Electronic Cigarettes (e-cigs) and other “vaping” devices (such as JUUL or Suorin) are battery-operated products designed to deliver nicotine, flavor and other chemicals. They turn chemicals, including highly addictive nicotine, into an aerosol that is inhaled by the user. Most e-cigs are manufactured to look like conventional cigarettes, cigars, or pipes. Some resemble everyday items such as pens and USB memory sticks, and are known as tanks, vape pens, vaporizers, and e-pipes.
In the United States: As of October 22, 2019, 1,888 lung injury cases associated with use of e-cigarette, or vaping, products have been reported to CDC . Most of these deaths have reportedly involved vaping THC.
Among youth — who use e-cigarettes at higher rates than adults do — there is substantial evidence that e-cigarette use increases the risk of transitioning to smoking conventional cigarettes.
A study in the Journal of the American Medical Association found youth who vaped e-cigs were nearly 4 times more likely to smoke.

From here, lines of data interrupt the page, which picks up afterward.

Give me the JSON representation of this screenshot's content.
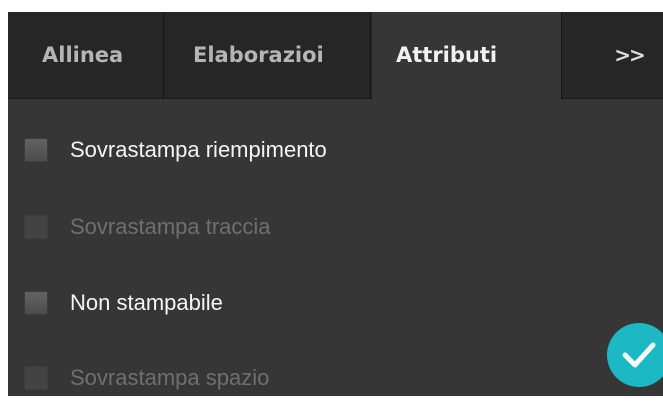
{
  "tabs": [
    {
      "label": "Allinea",
      "active": false
    },
    {
      "label": "Elaborazioi",
      "active": false
    },
    {
      "label": "Attributi",
      "active": true
    }
  ],
  "more_label": ">>",
  "options": [
    {
      "label": "Sovrastampa riempimento",
      "enabled": true,
      "checked": false
    },
    {
      "label": "Sovrastampa traccia",
      "enabled": false,
      "checked": false
    },
    {
      "label": "Non stampabile",
      "enabled": true,
      "checked": false
    },
    {
      "label": "Sovrastampa spazio",
      "enabled": false,
      "checked": false
    }
  ],
  "colors": {
    "panel": "#363636",
    "tabbar": "#262626",
    "badge": "#1cb8c4"
  },
  "badge_icon": "checkmark-icon"
}
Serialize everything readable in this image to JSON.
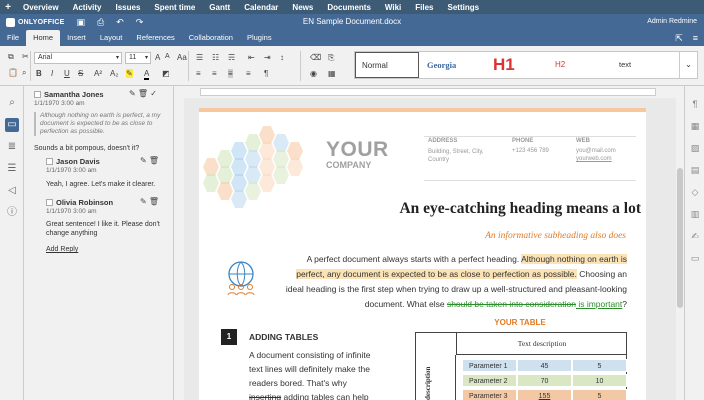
{
  "topnav": {
    "items": [
      "Overview",
      "Activity",
      "Issues",
      "Spent time",
      "Gantt",
      "Calendar",
      "News",
      "Documents",
      "Wiki",
      "Files",
      "Settings"
    ]
  },
  "titlebar": {
    "logo": "ONLYOFFICE",
    "doc_title": "EN Sample Document.docx",
    "user": "Admin Redmine"
  },
  "tabs": [
    "File",
    "Home",
    "Insert",
    "Layout",
    "References",
    "Collaboration",
    "Plugins"
  ],
  "toolbar": {
    "font": "Arial",
    "size": "11",
    "styles": [
      "Normal",
      "Georgia",
      "H1",
      "H2",
      "text"
    ]
  },
  "comments": [
    {
      "author": "Samantha Jones",
      "date": "1/1/1970 3:00 am",
      "quote": "Although nothing on earth is perfect, a my document is expected to be as close to perfection as possible.",
      "text": "Sounds a bit pompous, doesn't it?"
    },
    {
      "author": "Jason Davis",
      "date": "1/1/1970 3:00 am",
      "text": "Yeah, I agree. Let's make it clearer."
    },
    {
      "author": "Olivia Robinson",
      "date": "1/1/1970 3:00 am",
      "text": "Great sentence! I like it. Please don't change anything"
    }
  ],
  "add_reply": "Add Reply",
  "document": {
    "your": "YOUR",
    "company": "COMPANY",
    "address_label": "ADDRESS",
    "address": "Building, Street, City, Country",
    "phone_label": "PHONE",
    "phone": "+123 456 789",
    "web_label": "WEB",
    "email": "you@mail.com",
    "web": "yourweb.com",
    "heading": "An eye-catching heading means a lot",
    "subheading": "An informative subheading also does",
    "p1_a": "A perfect document always starts with a perfect heading. ",
    "p1_b": "Although nothing on earth is perfect, any document is expected to be as close to perfection as possible.",
    "p2_a": " Choosing an ideal heading is the first step when trying to draw up a well-structured and pleasant-looking document. What else ",
    "p2_del": "should be taken into consideration",
    "p2_ins": " is important",
    "p2_end": "?",
    "section_num": "1",
    "section_title": "ADDING TABLES",
    "section_body_a": "A document consisting of infinite text lines will definitely make the readers bored. That's why ",
    "section_body_del": "inserting",
    "section_body_b": " adding tables can help",
    "table_title": "YOUR TABLE",
    "table_header": "Text description",
    "table_side": "description",
    "table_rows": [
      [
        "Parameter 1",
        "45",
        "5"
      ],
      [
        "Parameter 2",
        "70",
        "10"
      ],
      [
        "Parameter 3",
        "155",
        "5"
      ]
    ]
  },
  "colors": {
    "accent": "#446995",
    "orange": "#e07b28",
    "table_blue": "#cfe0ef",
    "table_green": "#d9e7c5",
    "table_orange": "#f3c9a5"
  }
}
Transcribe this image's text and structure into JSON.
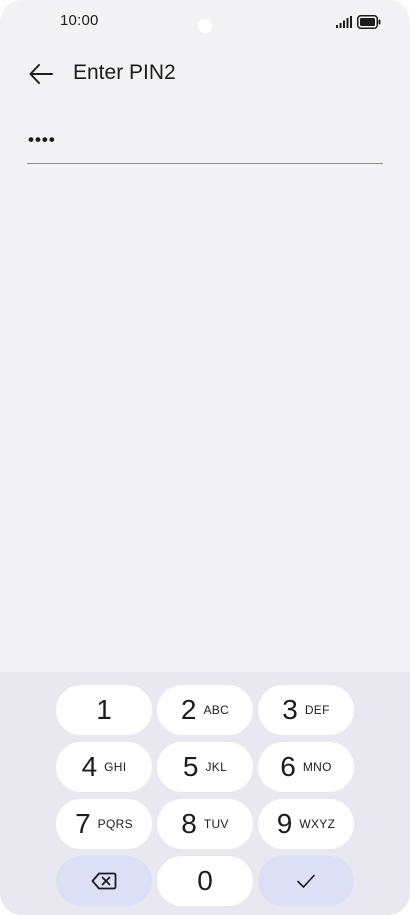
{
  "status_bar": {
    "time": "10:00"
  },
  "header": {
    "title": "Enter PIN2"
  },
  "pin_field": {
    "value": "••••"
  },
  "keypad": {
    "keys": [
      {
        "digit": "1",
        "letters": ""
      },
      {
        "digit": "2",
        "letters": "ABC"
      },
      {
        "digit": "3",
        "letters": "DEF"
      },
      {
        "digit": "4",
        "letters": "GHI"
      },
      {
        "digit": "5",
        "letters": "JKL"
      },
      {
        "digit": "6",
        "letters": "MNO"
      },
      {
        "digit": "7",
        "letters": "PQRS"
      },
      {
        "digit": "8",
        "letters": "TUV"
      },
      {
        "digit": "9",
        "letters": "WXYZ"
      },
      {
        "digit": "0",
        "letters": ""
      }
    ]
  },
  "colors": {
    "background": "#f3f3f6",
    "keypad_background": "#e9e8f1",
    "accent_key": "#dcdff5",
    "key": "#ffffff",
    "text": "#1c1c1e"
  },
  "icons": {
    "back": "arrow-left-icon",
    "backspace": "backspace-icon",
    "confirm": "checkmark-icon",
    "signal": "signal-icon",
    "battery": "battery-icon"
  }
}
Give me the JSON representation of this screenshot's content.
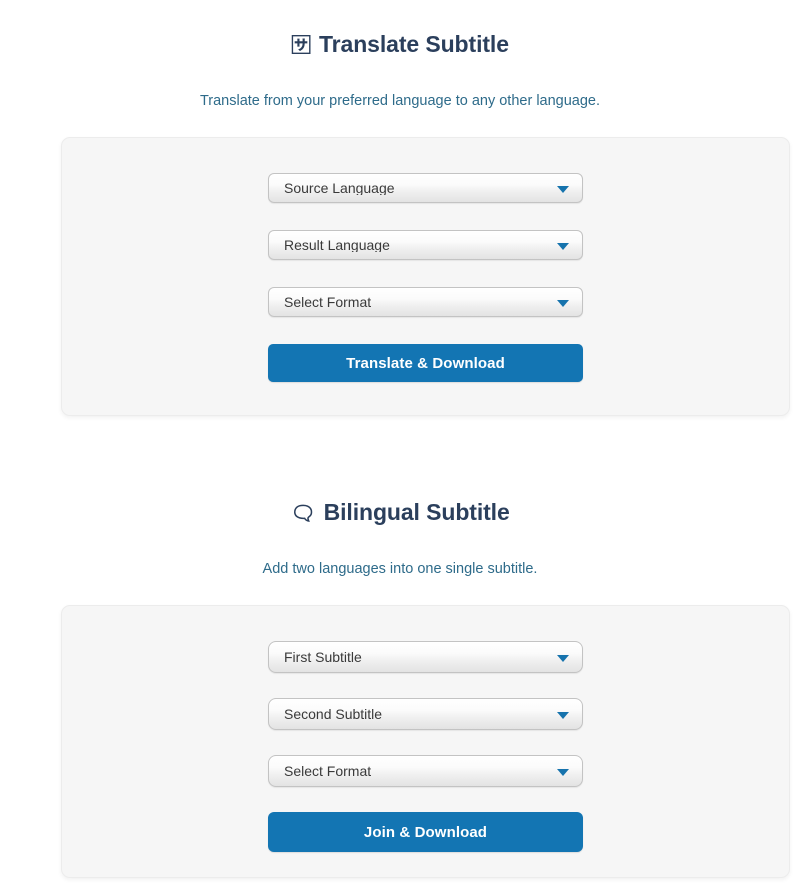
{
  "page": {
    "background": "#ffffff",
    "accent_blue": "#1375b3",
    "title_color": "#2b3f5c",
    "subtitle_color": "#2e6b8a",
    "card_background": "#f6f6f6"
  },
  "sections": [
    {
      "id": "translate-subtitle",
      "icon": "🈂",
      "icon_name": "translate-icon",
      "title": "Translate Subtitle",
      "subtitle": "Translate from your preferred language to any other language.",
      "selects": [
        {
          "name": "source-language-select",
          "value": "Source Language"
        },
        {
          "name": "result-language-select",
          "value": "Result Language"
        },
        {
          "name": "format-select",
          "value": "Select Format"
        }
      ],
      "button": {
        "name": "translate-download-button",
        "label": "Translate & Download"
      }
    },
    {
      "id": "bilingual-subtitle",
      "icon": "🗨",
      "icon_name": "speech-balloons-icon",
      "title": "Bilingual Subtitle",
      "subtitle": "Add two languages into one single subtitle.",
      "selects": [
        {
          "name": "first-subtitle-select",
          "value": "First Subtitle"
        },
        {
          "name": "second-subtitle-select",
          "value": "Second Subtitle"
        },
        {
          "name": "format-select",
          "value": "Select Format"
        }
      ],
      "button": {
        "name": "join-download-button",
        "label": "Join & Download"
      }
    }
  ]
}
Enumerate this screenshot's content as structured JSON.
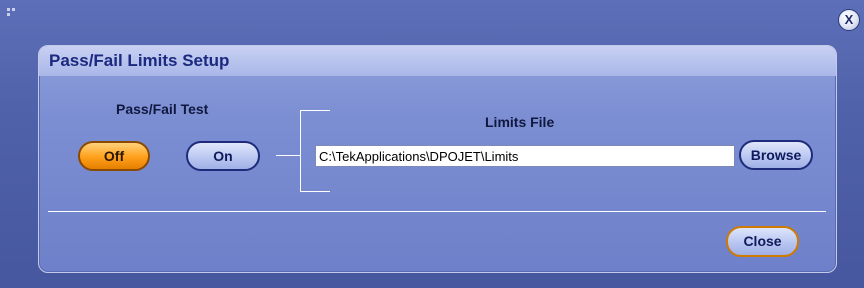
{
  "window": {
    "close_glyph": "X"
  },
  "panel": {
    "title": "Pass/Fail Limits Setup",
    "pass_fail_test": {
      "label": "Pass/Fail Test",
      "off_label": "Off",
      "on_label": "On",
      "selected": "Off"
    },
    "limits_file": {
      "label": "Limits File",
      "path_value": "C:\\TekApplications\\DPOJET\\Limits",
      "browse_label": "Browse"
    },
    "close_label": "Close"
  },
  "colors": {
    "background": "#4f61a8",
    "panel": "#7d8fd3",
    "title_text": "#1b2a80",
    "selected_button": "#ff9f1a",
    "button": "#b8c5f0"
  },
  "icons": {
    "corner": "resize-grip-icon",
    "window_close": "close-icon"
  }
}
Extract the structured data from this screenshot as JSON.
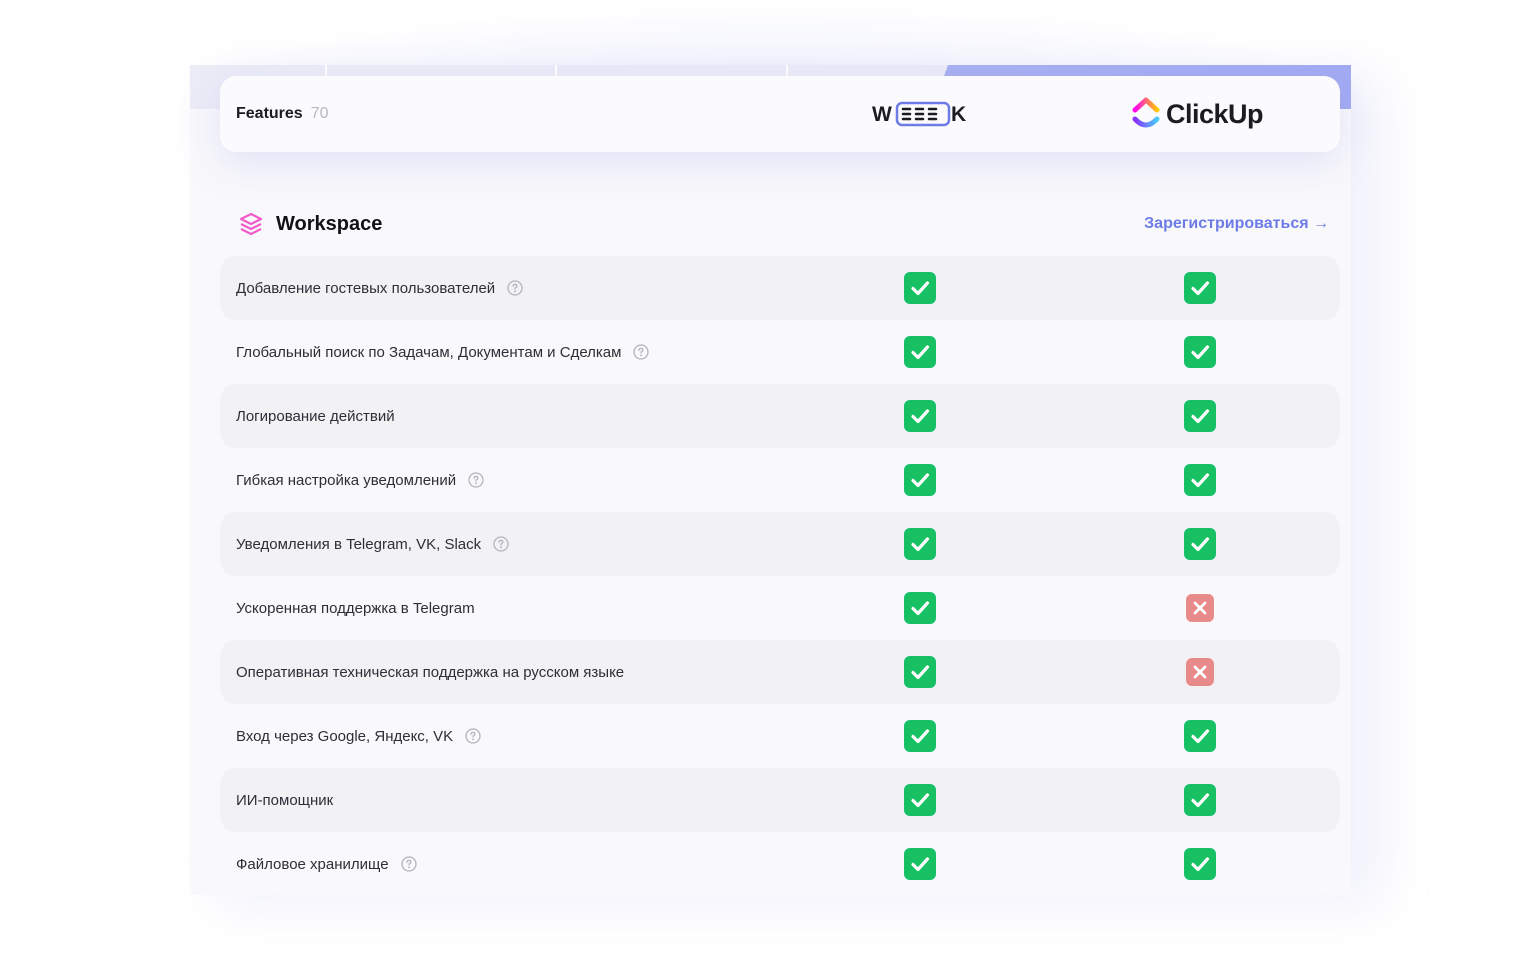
{
  "header": {
    "features_label": "Features",
    "features_count": "70",
    "brands": [
      {
        "name": "WEEEK"
      },
      {
        "name": "ClickUp"
      }
    ]
  },
  "section": {
    "title": "Workspace",
    "icon": "layers-icon",
    "signup_label": "Зарегистрироваться →"
  },
  "colors": {
    "check": "#17c163",
    "cross": "#e88a8a",
    "link": "#6c7be6",
    "accent_strip": "#a9b1f2"
  },
  "rows": [
    {
      "label": "Добавление гостевых пользователей",
      "help": true,
      "weeek": "yes",
      "clickup": "yes"
    },
    {
      "label": "Глобальный поиск по Задачам, Документам и Сделкам",
      "help": true,
      "weeek": "yes",
      "clickup": "yes"
    },
    {
      "label": "Логирование действий",
      "help": false,
      "weeek": "yes",
      "clickup": "yes"
    },
    {
      "label": "Гибкая настройка уведомлений",
      "help": true,
      "weeek": "yes",
      "clickup": "yes"
    },
    {
      "label": "Уведомления в Telegram, VK, Slack",
      "help": true,
      "weeek": "yes",
      "clickup": "yes"
    },
    {
      "label": "Ускоренная поддержка в Telegram",
      "help": false,
      "weeek": "yes",
      "clickup": "no"
    },
    {
      "label": "Оперативная техническая поддержка на русском языке",
      "help": false,
      "weeek": "yes",
      "clickup": "no"
    },
    {
      "label": "Вход через Google, Яндекс, VK",
      "help": true,
      "weeek": "yes",
      "clickup": "yes"
    },
    {
      "label": "ИИ-помощник",
      "help": false,
      "weeek": "yes",
      "clickup": "yes"
    },
    {
      "label": "Файловое хранилище",
      "help": true,
      "weeek": "yes",
      "clickup": "yes"
    }
  ]
}
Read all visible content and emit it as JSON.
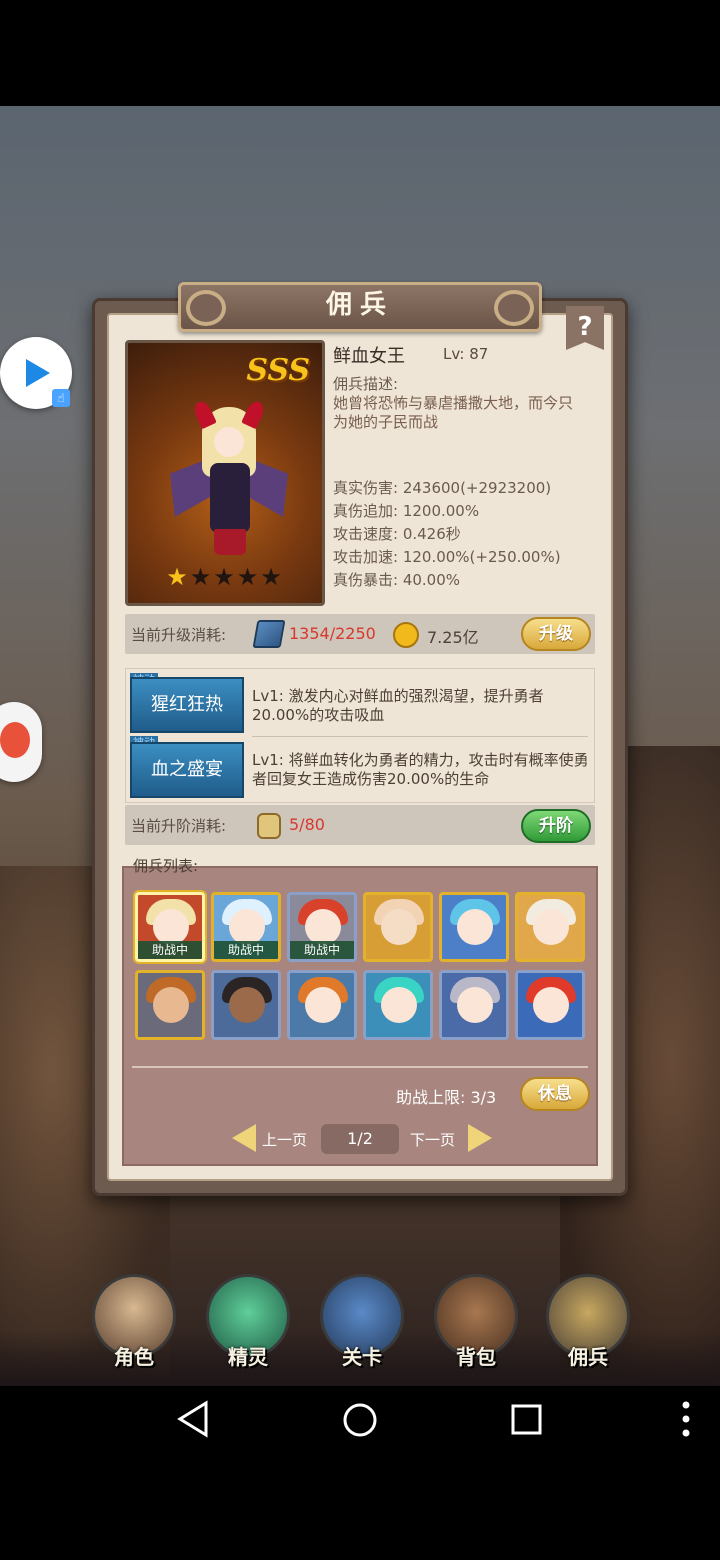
{
  "panel": {
    "title": "佣兵",
    "help": "?"
  },
  "hero": {
    "rank": "SSS",
    "name": "鲜血女王",
    "level": "Lv:  87",
    "stars_filled": 1,
    "stars_total": 5,
    "desc_label": "佣兵描述:",
    "description": "她曾将恐怖与暴虐播撒大地，而今只为她的子民而战",
    "stats": [
      "真实伤害: 243600(+2923200)",
      "真伤追加: 1200.00%",
      "攻击速度: 0.426秒",
      "攻击加速: 120.00%(+250.00%)",
      "真伤暴击: 40.00%"
    ]
  },
  "upgrade": {
    "label": "当前升级消耗:",
    "book_cost": "1354/2250",
    "gold_cost": "7.25亿",
    "button": "升级"
  },
  "skills": [
    {
      "tag": "被动",
      "name": "猩红狂热",
      "desc": "Lv1:  激发内心对鲜血的强烈渴望，提升勇者20.00%的攻击吸血"
    },
    {
      "tag": "被动",
      "name": "血之盛宴",
      "desc": "Lv1:  将鲜血转化为勇者的精力，攻击时有概率使勇者回复女王造成伤害20.00%的生命"
    }
  ],
  "advance": {
    "label": "当前升阶消耗:",
    "cost": "5/80",
    "button": "升阶"
  },
  "mercenary_list": {
    "label": "佣兵列表:",
    "badge": "助战中",
    "assist_limit": "助战上限: 3/3",
    "rest_button": "休息",
    "prev": "上一页",
    "next": "下一页",
    "page": "1/2"
  },
  "bottom_nav": [
    "角色",
    "精灵",
    "关卡",
    "背包",
    "佣兵"
  ],
  "colors": {
    "accent_gold": "#d9a83a",
    "accent_green": "#2f9a37",
    "cost_red": "#d6382e",
    "skill_blue": "#1f5c8a"
  }
}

Current use of electronic cigarettes increased among middle and high school students from 2011 to 2015. About 5 of every 100 middle school students (5.3%) reported in 2015 that they used electronic cigarettes in the past 30 days—an increase from 0.6% in 2011. 16 of every 100 high school students (16.0%) reported in 2015 that they used electronic cigarettes in the past 30 days—an increase from 1.5% in 2011.
In its report, “Nicotine Without Smoke: Tobacco Harm Reduction,” the Royal College of Physicians in the United Kingdom recommended promoting both quit-smoking medications and e-cigarettes as a way to help people avoid the harms caused by smoking combustible tobacco products. The FDA has not made such recommendations.